Beyond the endless baking and holiday foods, one thing I always associate with my grandmother is egg noodles—with gravy. This is what we usually had growing up as an accompaniment to goulash (meat stew) or pot roast. The pot roast or goulash had lots of rich, beefy, tomato-tinged gravy that would be ladled out of the pot onto the noodles. It was great with the meat. But what I really loved was the next day, when the meat was all gone, but there was leftover gravy, and you could have a meal of the noodles and gravy all alone. This held true for leftover gravy from a chicken or, of course, turkey. You see where I’m going.
I will not be cooking Thanksgiving dinner this year, or any part of it. I tried to calculate back how long it has been since I’ve not prepared the entire Thanksgiving meal or, on the rare occasion, a major contribution to it. I think it is 30 years.

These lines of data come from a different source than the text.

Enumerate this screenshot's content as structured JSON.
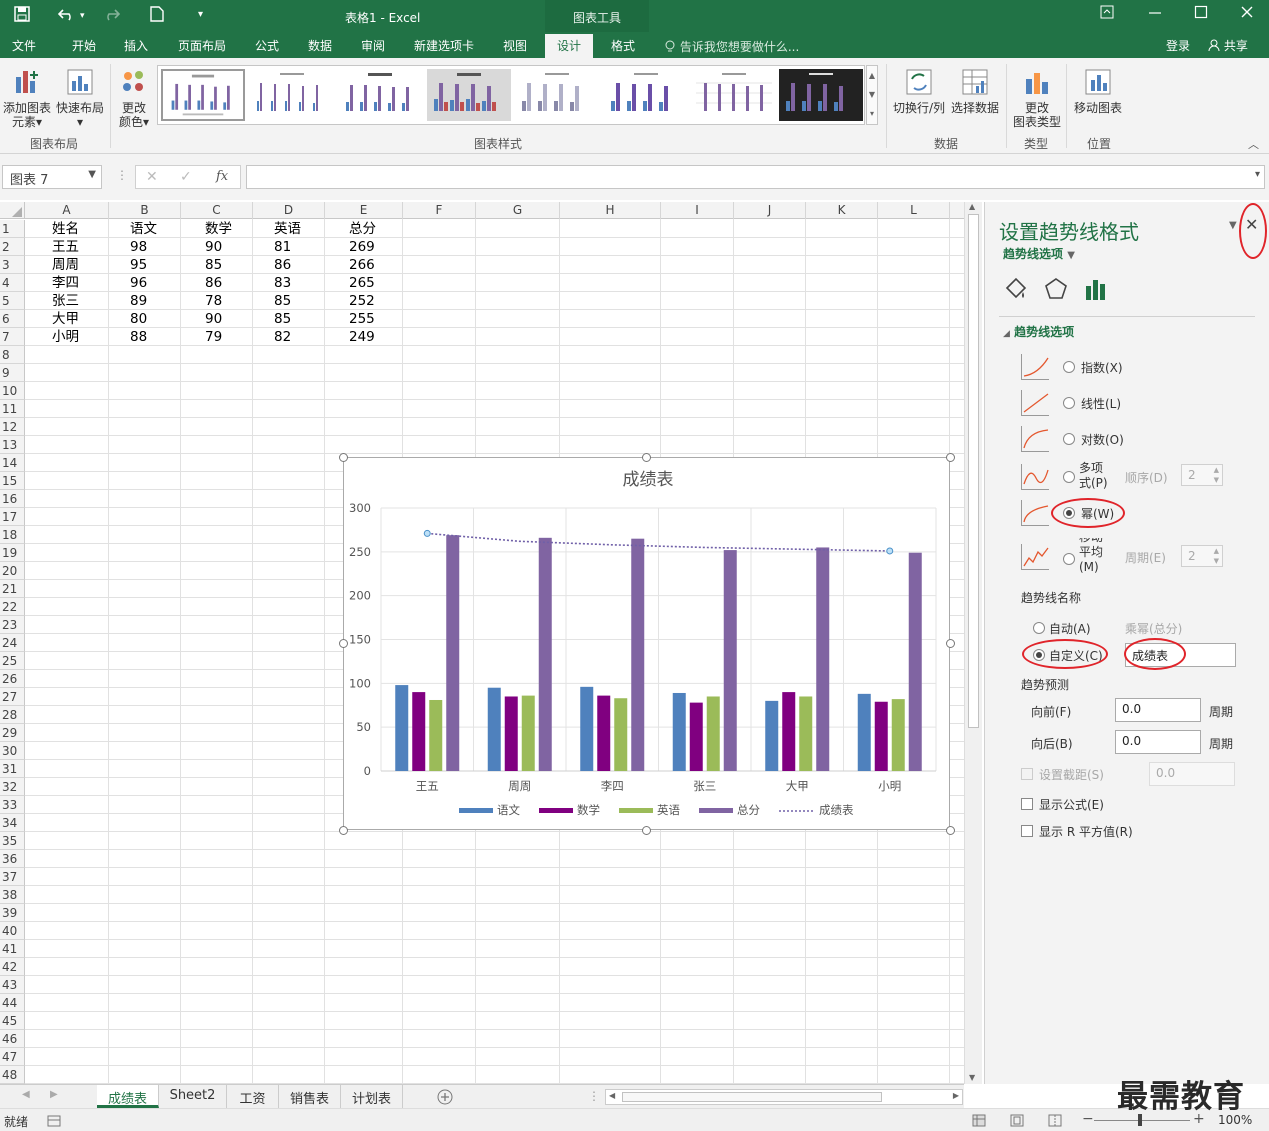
{
  "titlebar": {
    "title": "表格1 - Excel",
    "context_tools": "图表工具"
  },
  "tabs": [
    "文件",
    "开始",
    "插入",
    "页面布局",
    "公式",
    "数据",
    "审阅",
    "新建选项卡",
    "视图",
    "设计",
    "格式"
  ],
  "active_tab": "设计",
  "tell_me": "告诉我您想要做什么...",
  "login": "登录",
  "share": "共享",
  "ribbon": {
    "add_element": "添加图表元素",
    "add_element_l1": "添加图表",
    "add_element_l2": "元素",
    "quick_layout": "快速布局",
    "change_color_l1": "更改",
    "change_color_l2": "颜色",
    "group_layout": "图表布局",
    "group_styles": "图表样式",
    "switch_rowcol": "切换行/列",
    "select_data": "选择数据",
    "group_data": "数据",
    "change_type_l1": "更改",
    "change_type_l2": "图表类型",
    "group_type": "类型",
    "move_chart": "移动图表",
    "group_position": "位置"
  },
  "formula": {
    "namebox": "图表 7",
    "fx": "fx",
    "cancel": "✕",
    "confirm": "✓",
    "value": ""
  },
  "columns": [
    "A",
    "B",
    "C",
    "D",
    "E",
    "F",
    "G",
    "H",
    "I",
    "J",
    "K",
    "L"
  ],
  "rows": [
    "1",
    "2",
    "3",
    "4",
    "5",
    "6",
    "7",
    "8",
    "9",
    "10",
    "11",
    "12",
    "13",
    "14",
    "15",
    "16",
    "17",
    "18",
    "19",
    "20",
    "21",
    "22",
    "23",
    "24",
    "25",
    "26",
    "27",
    "28",
    "29",
    "30",
    "31",
    "32",
    "33",
    "34",
    "35",
    "36",
    "37",
    "38",
    "39",
    "40",
    "41",
    "42",
    "43",
    "44",
    "45",
    "46",
    "47",
    "48"
  ],
  "table": {
    "header": [
      "姓名",
      "语文",
      "数学",
      "英语",
      "总分"
    ],
    "rows": [
      [
        "王五",
        "98",
        "90",
        "81",
        "269"
      ],
      [
        "周周",
        "95",
        "85",
        "86",
        "266"
      ],
      [
        "李四",
        "96",
        "86",
        "83",
        "265"
      ],
      [
        "张三",
        "89",
        "78",
        "85",
        "252"
      ],
      [
        "大甲",
        "80",
        "90",
        "85",
        "255"
      ],
      [
        "小明",
        "88",
        "79",
        "82",
        "249"
      ]
    ]
  },
  "chart_data": {
    "type": "bar",
    "title": "成绩表",
    "categories": [
      "王五",
      "周周",
      "李四",
      "张三",
      "大甲",
      "小明"
    ],
    "series": [
      {
        "name": "语文",
        "values": [
          98,
          95,
          96,
          89,
          80,
          88
        ],
        "color": "#4f81bd"
      },
      {
        "name": "数学",
        "values": [
          90,
          85,
          86,
          78,
          90,
          79
        ],
        "color": "#800080"
      },
      {
        "name": "英语",
        "values": [
          81,
          86,
          83,
          85,
          85,
          82
        ],
        "color": "#9bbb59"
      },
      {
        "name": "总分",
        "values": [
          269,
          266,
          265,
          252,
          255,
          249
        ],
        "color": "#8064a2"
      }
    ],
    "trendline": {
      "name": "成绩表",
      "type": "power",
      "series": "总分",
      "color": "#7060a8",
      "values": [
        271,
        262,
        258,
        255,
        253,
        251
      ]
    },
    "yticks": [
      "0",
      "50",
      "100",
      "150",
      "200",
      "250",
      "300"
    ],
    "ylim": [
      0,
      300
    ],
    "grid": true,
    "legend": "bottom"
  },
  "pane": {
    "title": "设置趋势线格式",
    "subtitle": "趋势线选项",
    "section": "趋势线选项",
    "opt_exp": "指数(X)",
    "opt_linear": "线性(L)",
    "opt_log": "对数(O)",
    "opt_poly_l1": "多项",
    "opt_poly_l2": "式(P)",
    "order_label": "顺序(D)",
    "order_value": "2",
    "opt_power": "幂(W)",
    "opt_ma_l1": "移动",
    "opt_ma_l2": "平均",
    "opt_ma_l3": "(M)",
    "period_label": "周期(E)",
    "period_value": "2",
    "name_title": "趋势线名称",
    "name_auto": "自动(A)",
    "auto_value": "乘幂(总分)",
    "name_custom": "自定义(C)",
    "custom_value": "成绩表",
    "forecast_title": "趋势预测",
    "forward_label": "向前(F)",
    "forward_value": "0.0",
    "forward_unit": "周期",
    "backward_label": "向后(B)",
    "backward_value": "0.0",
    "backward_unit": "周期",
    "intercept_label": "设置截距(S)",
    "intercept_value": "0.0",
    "show_eq": "显示公式(E)",
    "show_r2": "显示 R 平方值(R)"
  },
  "sheets": [
    "成绩表",
    "Sheet2",
    "工资",
    "销售表",
    "计划表"
  ],
  "active_sheet": "成绩表",
  "status": {
    "ready": "就绪",
    "zoom": "100%"
  },
  "watermark": "最需教育"
}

So I am not going to have turkey gravy. But you probably will, and I encourage you to have some of it over some tender egg noodles. And even though I won’t have gravy, I do have some excellent chicken stock in the freezer. So when I saw some homemade egg noodles at the farmer’s market, made by a Tennessee Amish community, I bought them, partly from wonder that they existed here. Who knew? Apparently, the Amish have been migrating from strongholds like Pennsylvania to the South, with Kentucky, Tennessee, and even Texas among their final destinations. Seeing their stand of baked goods, eggs, butter, and these noodles at the farmer’s market was like seeing a mini version of my beloved Reading Terminal Market in Philadelphia. And of course, reminded me of my grandmother’s food.
I made some of these noodles for my dinner last night, very plain. Instead of thickening with flour into a gravy, I just made a light sauce by caramelizing some onions and reducing good homemade stock down until it thickened a bit. Not like good gravy, but good.
Noodles and apples go nicely together. I happened to have some gravensteins and a local variety, Arkansas Black, on hand, and made some apple sauce and a crisp with the extras—a fitting dessert for the plain noodles. Grandma would have approved.
These noodles were about the size of fettucine. For true noodles and gravy, I like a broad egg noodle. Two reliable brands are Mueller’s and Pennsylvania Dutch. Of course, you can make your own, too. Just cook til tender, and pour the hot gravy over.
For a lighter facsimile:
Heat until bubbling 1 tea olive oil and 1 T butter
Add ¼ cup good homemade chicken stock, reduce heat to medium and cook til most of it is absorbed. Repeat twice more (another ½ cup), each time reducing a little less, then add a final ¼ cup stock, for a total of 1 cup, reducing just a little; you should have enough sauce to toss with 6-7 oz of noodles, or for two servings. Garnish with chopped parsley.